■ BRIEF: Among the entries that follow, find every line with the word "ADHD" and copy it.

■ Data about app and page elements:
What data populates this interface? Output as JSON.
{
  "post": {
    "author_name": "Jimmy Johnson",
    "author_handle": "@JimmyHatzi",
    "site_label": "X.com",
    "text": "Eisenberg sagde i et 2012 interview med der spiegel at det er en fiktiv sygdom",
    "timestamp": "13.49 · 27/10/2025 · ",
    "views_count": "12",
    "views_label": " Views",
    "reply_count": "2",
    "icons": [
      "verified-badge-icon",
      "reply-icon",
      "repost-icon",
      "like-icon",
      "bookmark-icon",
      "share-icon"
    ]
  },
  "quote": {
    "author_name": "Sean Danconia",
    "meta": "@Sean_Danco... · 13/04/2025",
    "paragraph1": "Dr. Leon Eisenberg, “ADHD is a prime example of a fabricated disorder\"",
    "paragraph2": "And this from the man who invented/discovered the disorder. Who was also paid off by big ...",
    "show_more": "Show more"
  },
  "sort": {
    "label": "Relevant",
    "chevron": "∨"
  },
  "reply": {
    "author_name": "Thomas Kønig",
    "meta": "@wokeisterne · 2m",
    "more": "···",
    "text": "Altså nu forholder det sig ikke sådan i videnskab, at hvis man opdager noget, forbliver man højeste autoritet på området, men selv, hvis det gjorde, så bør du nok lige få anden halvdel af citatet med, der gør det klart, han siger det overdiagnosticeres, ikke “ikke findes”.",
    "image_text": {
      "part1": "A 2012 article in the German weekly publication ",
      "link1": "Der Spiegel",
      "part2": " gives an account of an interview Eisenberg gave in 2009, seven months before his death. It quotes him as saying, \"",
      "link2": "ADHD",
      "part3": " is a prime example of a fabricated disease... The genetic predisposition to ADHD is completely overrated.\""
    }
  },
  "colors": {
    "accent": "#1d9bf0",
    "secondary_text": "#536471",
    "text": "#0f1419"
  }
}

■ SOLUTION TO THE EXERCISE:
    "paragraph1": "Dr. Leon Eisenberg, “ADHD is a prime example of a fabricated disorder\"",
      "link2": "ADHD",
      "part3": " is a prime example of a fabricated disease... The genetic predisposition to ADHD is completely overrated.\""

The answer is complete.